- The ACX technical requirements mean you have to add a few seconds of Room Tone at the beginning and end of the file. We recorded this separately and then I just used the pre-cut segments to top and tail each file which made the process quick and easy.
- After editing, there needs to be a QA listen to the audio to ensure all the cuts are done properly and the audio matches the book. Since I was truly sick of hearing my own voice by this stage, I employed my Virtual Assistant to do this step for me. Most of the files were fine, but there were a couple of instances where I had repeated myself without editing the error, so this QA step is crucial to avoid issues later.
- High quality audio files are very large and because you’ll be sending them back and forth, you can’t use email for this.
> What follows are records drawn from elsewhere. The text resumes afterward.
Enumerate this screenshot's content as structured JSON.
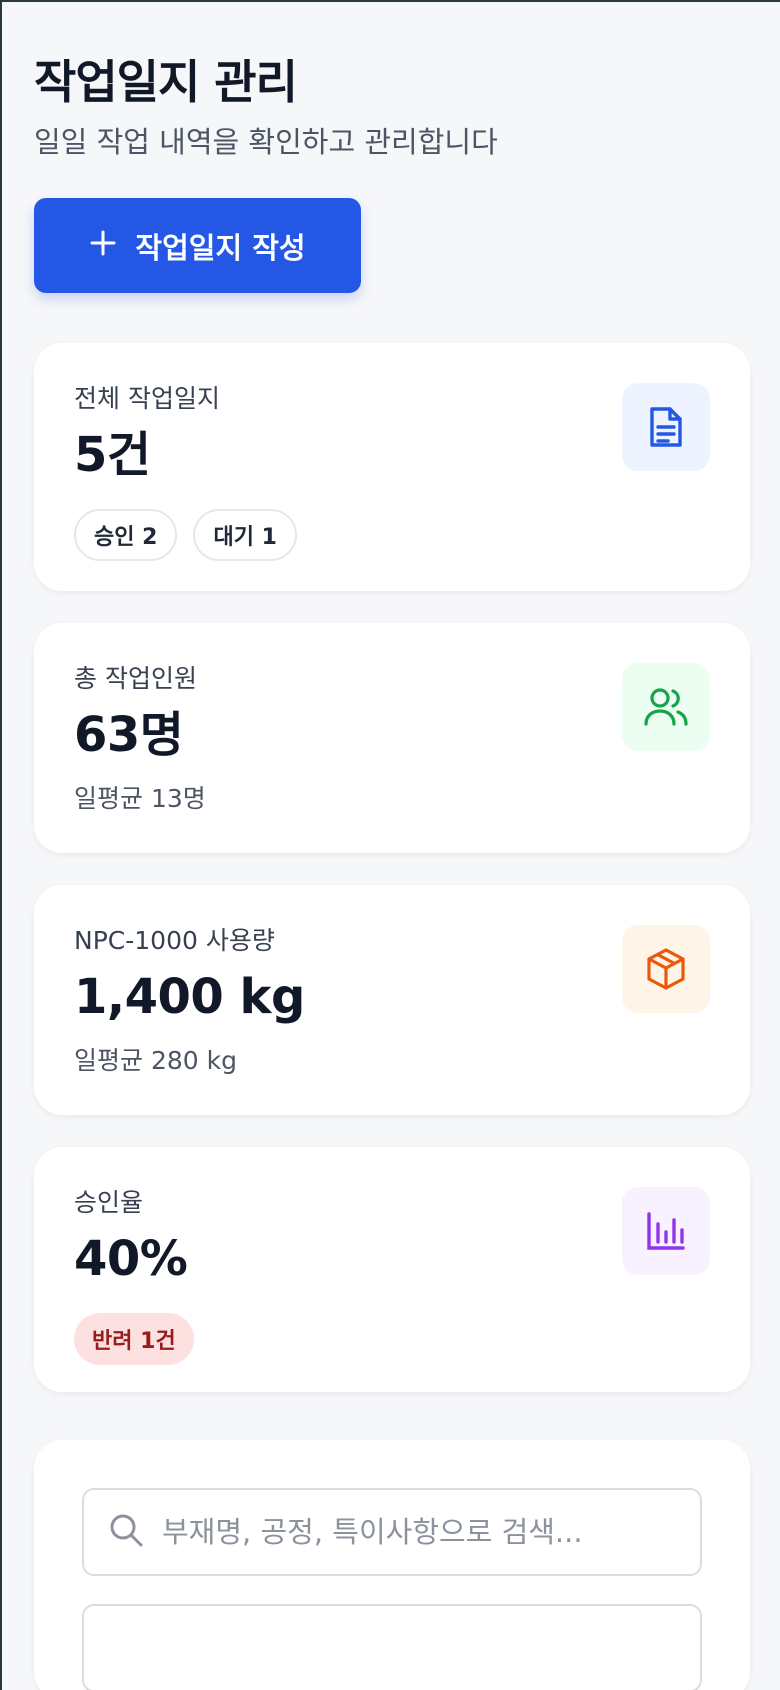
{
  "header": {
    "title": "작업일지 관리",
    "subtitle": "일일 작업 내역을 확인하고 관리합니다",
    "create_button_label": "작업일지 작성"
  },
  "stats": {
    "total_logs": {
      "label": "전체 작업일지",
      "value": "5건",
      "icon": "document-icon",
      "icon_color": "#2457e6",
      "icon_bg": "#eef4ff",
      "chips": [
        "승인 2",
        "대기 1"
      ]
    },
    "workers": {
      "label": "총 작업인원",
      "value": "63명",
      "sub": "일평균 13명",
      "icon": "users-icon",
      "icon_color": "#16a34a",
      "icon_bg": "#ecfdf1"
    },
    "npc": {
      "label": "NPC-1000 사용량",
      "value": "1,400 kg",
      "sub": "일평균 280 kg",
      "icon": "package-icon",
      "icon_color": "#ea580c",
      "icon_bg": "#fff4e8"
    },
    "approval": {
      "label": "승인율",
      "value": "40%",
      "chip": "반려 1건",
      "icon": "bar-chart-icon",
      "icon_color": "#9333ea",
      "icon_bg": "#f8f1ff"
    }
  },
  "search": {
    "placeholder": "부재명, 공정, 특이사항으로 검색...",
    "value": ""
  }
}
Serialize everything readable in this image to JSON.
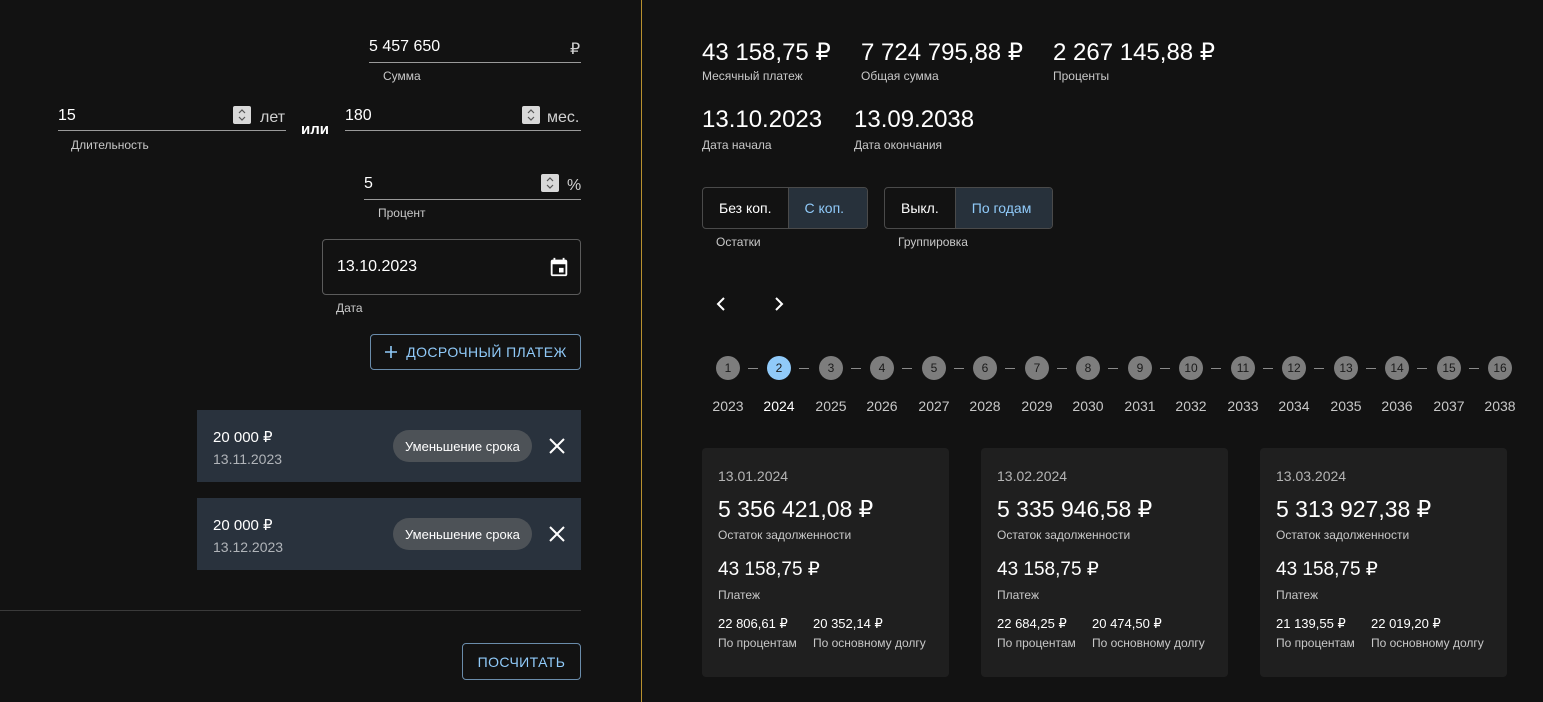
{
  "form": {
    "sum": {
      "value": "5 457 650",
      "suffix": "₽",
      "label": "Сумма"
    },
    "duration_years": {
      "value": "15",
      "suffix": "лет",
      "label": "Длительность"
    },
    "or_label": "или",
    "duration_months": {
      "value": "180",
      "suffix": "мес."
    },
    "percent": {
      "value": "5",
      "suffix": "%",
      "label": "Процент"
    },
    "date": {
      "value": "13.10.2023",
      "label": "Дата"
    },
    "early_payment_button": "ДОСРОЧНЫЙ ПЛАТЕЖ",
    "calculate_button": "ПОСЧИТАТЬ"
  },
  "early_payments": [
    {
      "amount": "20 000 ₽",
      "date": "13.11.2023",
      "type": "Уменьшение срока"
    },
    {
      "amount": "20 000 ₽",
      "date": "13.12.2023",
      "type": "Уменьшение срока"
    }
  ],
  "summary": {
    "monthly": {
      "value": "43 158,75 ₽",
      "label": "Месячный платеж"
    },
    "total": {
      "value": "7 724 795,88 ₽",
      "label": "Общая сумма"
    },
    "interest": {
      "value": "2 267 145,88 ₽",
      "label": "Проценты"
    },
    "start": {
      "value": "13.10.2023",
      "label": "Дата начала"
    },
    "end": {
      "value": "13.09.2038",
      "label": "Дата окончания"
    }
  },
  "toggles": {
    "balance": {
      "options": [
        "Без коп.",
        "С коп."
      ],
      "selected": "С коп.",
      "label": "Остатки"
    },
    "grouping": {
      "options": [
        "Выкл.",
        "По годам"
      ],
      "selected": "По годам",
      "label": "Группировка"
    }
  },
  "stepper": {
    "active_step": "2",
    "steps": [
      "1",
      "2",
      "3",
      "4",
      "5",
      "6",
      "7",
      "8",
      "9",
      "10",
      "11",
      "12",
      "13",
      "14",
      "15",
      "16"
    ],
    "years": [
      "2023",
      "2024",
      "2025",
      "2026",
      "2027",
      "2028",
      "2029",
      "2030",
      "2031",
      "2032",
      "2033",
      "2034",
      "2035",
      "2036",
      "2037",
      "2038"
    ]
  },
  "payments": [
    {
      "date": "13.01.2024",
      "balance": "5 356 421,08 ₽",
      "balance_label": "Остаток задолженности",
      "payment": "43 158,75 ₽",
      "payment_label": "Платеж",
      "interest": "22 806,61 ₽",
      "interest_label": "По процентам",
      "principal": "20 352,14 ₽",
      "principal_label": "По основному долгу"
    },
    {
      "date": "13.02.2024",
      "balance": "5 335 946,58 ₽",
      "balance_label": "Остаток задолженности",
      "payment": "43 158,75 ₽",
      "payment_label": "Платеж",
      "interest": "22 684,25 ₽",
      "interest_label": "По процентам",
      "principal": "20 474,50 ₽",
      "principal_label": "По основному долгу"
    },
    {
      "date": "13.03.2024",
      "balance": "5 313 927,38 ₽",
      "balance_label": "Остаток задолженности",
      "payment": "43 158,75 ₽",
      "payment_label": "Платеж",
      "interest": "21 139,55 ₽",
      "interest_label": "По процентам",
      "principal": "22 019,20 ₽",
      "principal_label": "По основному долгу"
    }
  ],
  "colors": {
    "accent": "#90caf9",
    "divider": "#b8902e",
    "card": "#1f1f1f",
    "early_card": "#29323d"
  },
  "icons": {
    "calendar": "calendar-icon",
    "plus": "plus-icon",
    "close": "close-icon",
    "prev": "chevron-left-icon",
    "next": "chevron-right-icon",
    "spinner": "spinner-icon"
  }
}
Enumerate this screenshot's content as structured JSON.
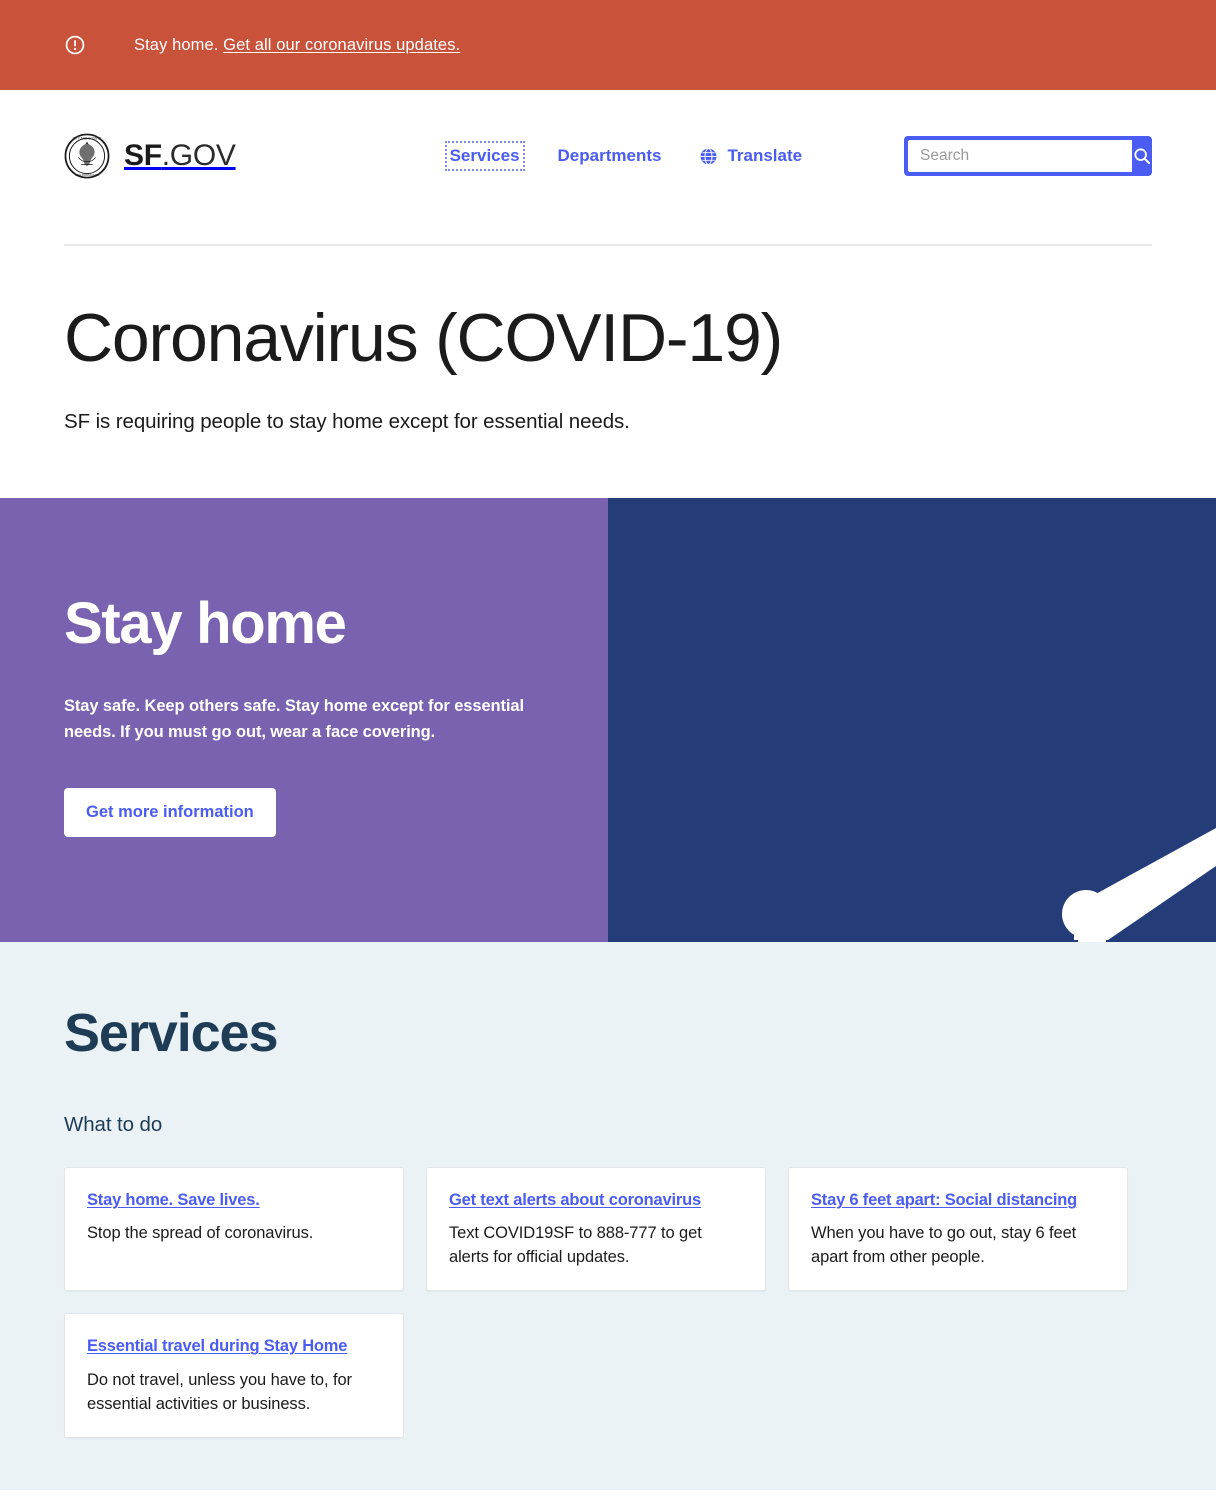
{
  "alert": {
    "icon": "exclamation-circle-icon",
    "text_prefix": "Stay home. ",
    "link_text": "Get all our coronavirus updates.",
    "background_color": "#c8523a",
    "text_color": "#ffffff"
  },
  "header": {
    "logo": {
      "icon": "sf-city-seal-icon",
      "bold_part": "SF",
      "light_part": ".GOV"
    },
    "nav": [
      {
        "label": "Services",
        "icon": null,
        "focused": true
      },
      {
        "label": "Departments",
        "icon": null,
        "focused": false
      },
      {
        "label": "Translate",
        "icon": "globe-icon",
        "focused": false
      }
    ],
    "search": {
      "placeholder": "Search",
      "value": "",
      "button_icon": "search-icon",
      "accent_color": "#4a5cf2"
    }
  },
  "page": {
    "title": "Coronavirus (COVID-19)",
    "subtitle": "SF is requiring people to stay home except for essential needs."
  },
  "hero": {
    "heading": "Stay home",
    "body": "Stay safe. Keep others safe. Stay home except for essential needs. If you must go out, wear a face covering.",
    "button_label": "Get more information",
    "left_background_color": "#7962b0",
    "right_background_color": "#243c78"
  },
  "services": {
    "heading": "Services",
    "subheading": "What to do",
    "background_color": "#eaf2f5",
    "cards": [
      {
        "link": "Stay home. Save lives.",
        "description": "Stop the spread of coronavirus."
      },
      {
        "link": "Get text alerts about coronavirus",
        "description": "Text COVID19SF to 888-777 to get alerts for official updates."
      },
      {
        "link": "Stay 6 feet apart: Social distancing",
        "description": "When you have to go out, stay 6 feet apart from other people."
      },
      {
        "link": "Essential travel during Stay Home",
        "description": "Do not travel, unless you have to, for essential activities or business."
      }
    ]
  }
}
They will also fill up your computer memory really fast. I used Dropbox as a method to send the edited files to my VA and the final files to the producer.
Would I do it again?
This process has given me a renewed respect for audiobook narrators, because now I know how hard the job is and how many hours go into recording and editing a book. It was much harder work than I expected!
However, it was definitely rewarding and I will be recording other non-fiction books in the future because I think readers particularly enjoy listening to non-fiction in the voice of the creator.
It also gives the entrepreneurial author another product in their business, and if you’d like to learn more about that, check out Business for Authors: How to be an Author Entrepreneur, available now on Audible as well as in ebook and print formats. You can also find it here on iTunes.